# [RECORDED INFORMATION]
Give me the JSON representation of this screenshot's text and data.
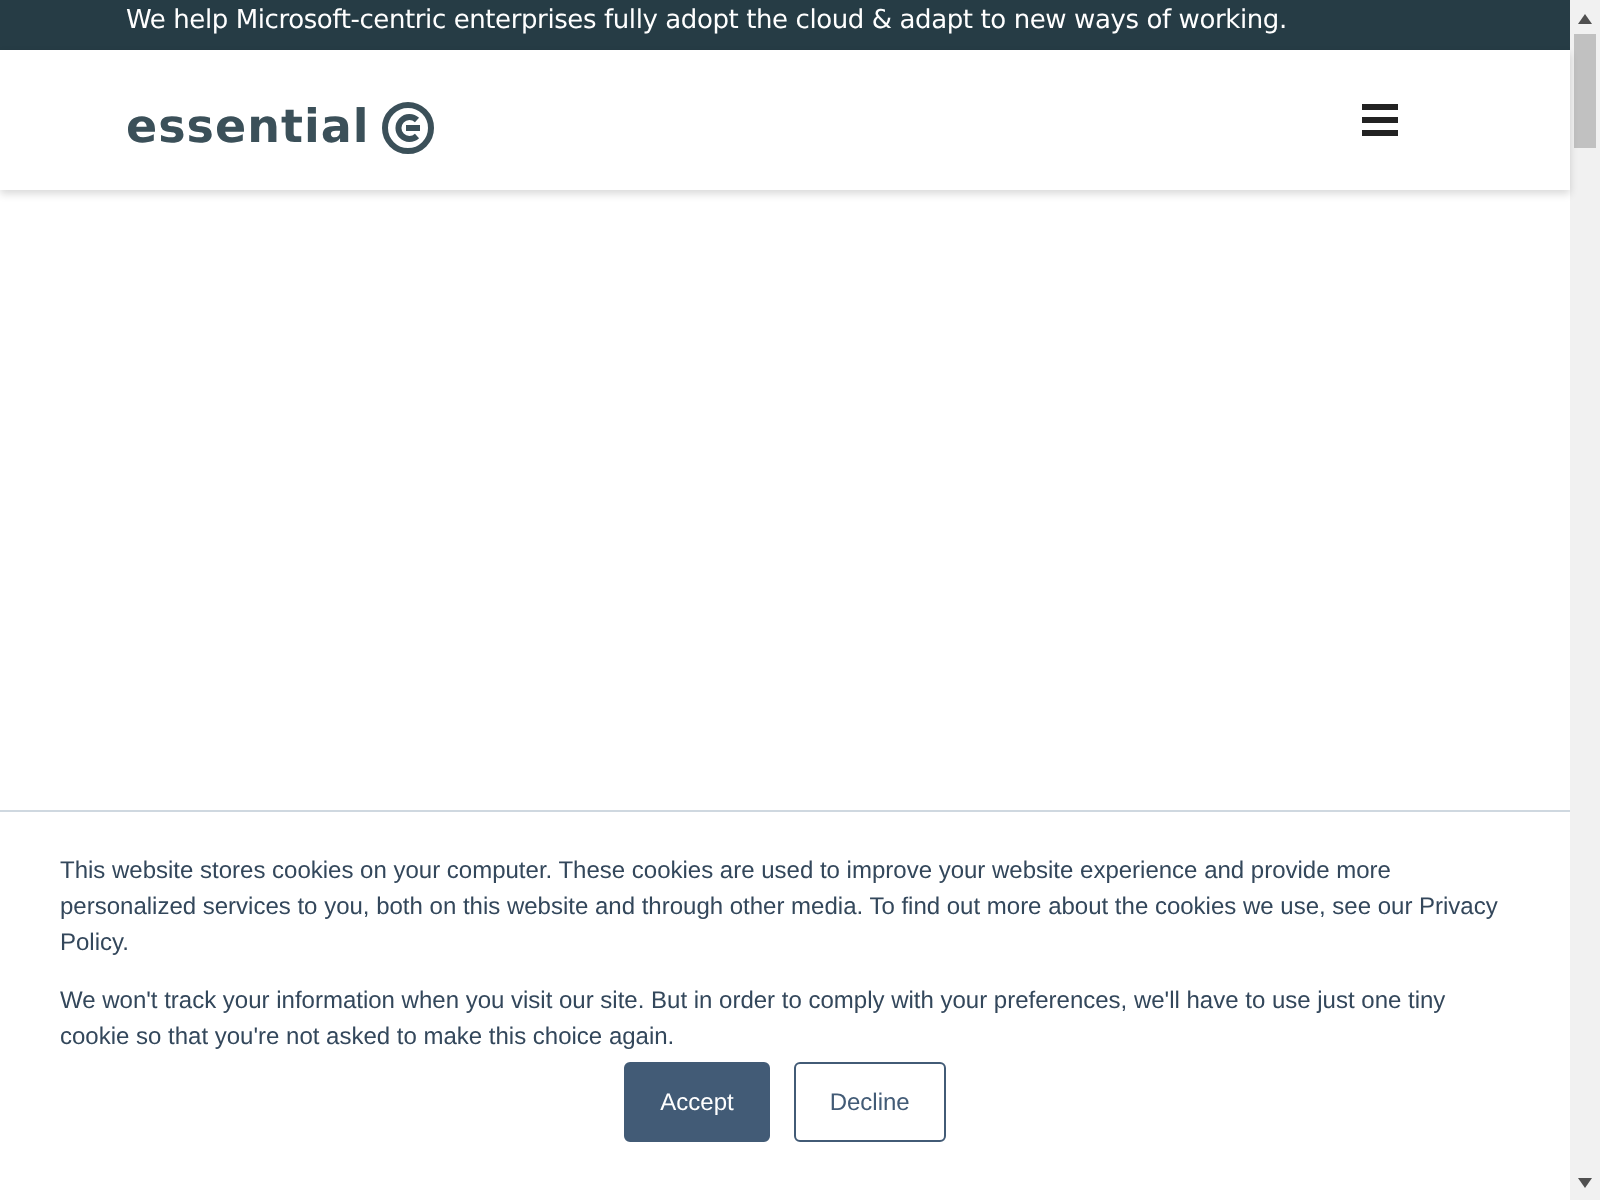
{
  "top_bar": {
    "text": "We help Microsoft-centric enterprises fully adopt the cloud & adapt to new ways of working."
  },
  "header": {
    "logo_text": "essential"
  },
  "cookie_banner": {
    "paragraphs": [
      "This website stores cookies on your computer. These cookies are used to improve your website experience and provide more personalized services to you, both on this website and through other media. To find out more about the cookies we use, see our Privacy Policy.",
      "We won't track your information when you visit our site. But in order to comply with your preferences, we'll have to use just one tiny cookie so that you're not asked to make this choice again."
    ],
    "buttons": [
      {
        "label": "Accept",
        "kind": "primary"
      },
      {
        "label": "Decline",
        "kind": "secondary"
      }
    ]
  }
}
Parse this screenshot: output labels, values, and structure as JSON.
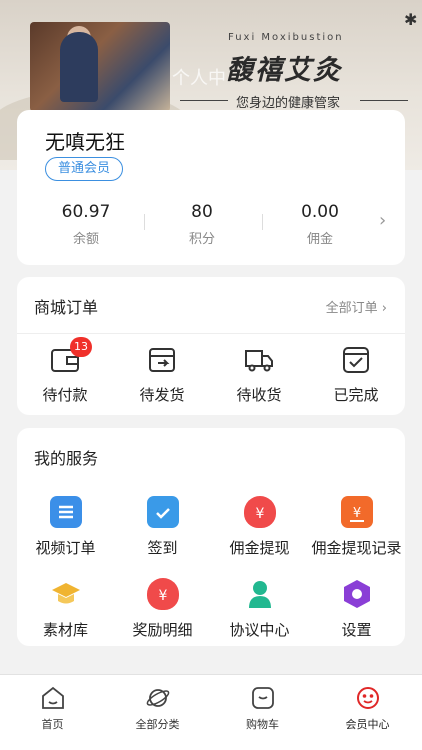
{
  "banner": {
    "title_en": "Fuxi Moxibustion",
    "title_cn": "馥禧艾灸",
    "ghost_text": "个人中",
    "slogan": "您身边的健康管家"
  },
  "user": {
    "name": "无嗔无狂",
    "member_level": "普通会员",
    "stats": [
      {
        "value": "60.97",
        "label": "余额"
      },
      {
        "value": "80",
        "label": "积分"
      },
      {
        "value": "0.00",
        "label": "佣金"
      }
    ]
  },
  "orders": {
    "title": "商城订单",
    "all_link": "全部订单",
    "items": [
      {
        "label": "待付款",
        "badge": "13",
        "icon": "wallet-icon"
      },
      {
        "label": "待发货",
        "icon": "package-out-icon"
      },
      {
        "label": "待收货",
        "icon": "truck-icon"
      },
      {
        "label": "已完成",
        "icon": "check-box-icon"
      }
    ]
  },
  "services": {
    "title": "我的服务",
    "items": [
      {
        "label": "视频订单",
        "icon": "list-doc-icon",
        "color": "#3b8fe8"
      },
      {
        "label": "签到",
        "icon": "calendar-check-icon",
        "color": "#3a9ae8"
      },
      {
        "label": "佣金提现",
        "icon": "money-bag-icon",
        "color": "#f04a4a"
      },
      {
        "label": "佣金提现记录",
        "icon": "record-icon",
        "color": "#f26a2a"
      },
      {
        "label": "素材库",
        "icon": "graduation-cap-icon",
        "color": "#f0b431"
      },
      {
        "label": "奖励明细",
        "icon": "money-bag-icon",
        "color": "#f04a4a"
      },
      {
        "label": "协议中心",
        "icon": "person-icon",
        "color": "#22b890"
      },
      {
        "label": "设置",
        "icon": "hexagon-settings-icon",
        "color": "#8a3ed6"
      }
    ]
  },
  "tabbar": {
    "items": [
      {
        "label": "首页",
        "icon": "home-icon"
      },
      {
        "label": "全部分类",
        "icon": "planet-icon"
      },
      {
        "label": "购物车",
        "icon": "cart-box-icon"
      },
      {
        "label": "会员中心",
        "icon": "member-face-icon",
        "active": true
      }
    ],
    "active_color": "#e02828"
  }
}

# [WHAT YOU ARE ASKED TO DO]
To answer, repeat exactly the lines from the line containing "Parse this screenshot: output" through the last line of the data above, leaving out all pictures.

# [ANSWER SECTION]
Parse this screenshot: output labels, values, and structure as JSON.
{
  "banner": {
    "title_en": "Fuxi Moxibustion",
    "title_cn": "馥禧艾灸",
    "ghost_text": "个人中",
    "slogan": "您身边的健康管家"
  },
  "user": {
    "name": "无嗔无狂",
    "member_level": "普通会员",
    "stats": [
      {
        "value": "60.97",
        "label": "余额"
      },
      {
        "value": "80",
        "label": "积分"
      },
      {
        "value": "0.00",
        "label": "佣金"
      }
    ]
  },
  "orders": {
    "title": "商城订单",
    "all_link": "全部订单",
    "items": [
      {
        "label": "待付款",
        "badge": "13",
        "icon": "wallet-icon"
      },
      {
        "label": "待发货",
        "icon": "package-out-icon"
      },
      {
        "label": "待收货",
        "icon": "truck-icon"
      },
      {
        "label": "已完成",
        "icon": "check-box-icon"
      }
    ]
  },
  "services": {
    "title": "我的服务",
    "items": [
      {
        "label": "视频订单",
        "icon": "list-doc-icon",
        "color": "#3b8fe8"
      },
      {
        "label": "签到",
        "icon": "calendar-check-icon",
        "color": "#3a9ae8"
      },
      {
        "label": "佣金提现",
        "icon": "money-bag-icon",
        "color": "#f04a4a"
      },
      {
        "label": "佣金提现记录",
        "icon": "record-icon",
        "color": "#f26a2a"
      },
      {
        "label": "素材库",
        "icon": "graduation-cap-icon",
        "color": "#f0b431"
      },
      {
        "label": "奖励明细",
        "icon": "money-bag-icon",
        "color": "#f04a4a"
      },
      {
        "label": "协议中心",
        "icon": "person-icon",
        "color": "#22b890"
      },
      {
        "label": "设置",
        "icon": "hexagon-settings-icon",
        "color": "#8a3ed6"
      }
    ]
  },
  "tabbar": {
    "items": [
      {
        "label": "首页",
        "icon": "home-icon"
      },
      {
        "label": "全部分类",
        "icon": "planet-icon"
      },
      {
        "label": "购物车",
        "icon": "cart-box-icon"
      },
      {
        "label": "会员中心",
        "icon": "member-face-icon",
        "active": true
      }
    ],
    "active_color": "#e02828"
  }
}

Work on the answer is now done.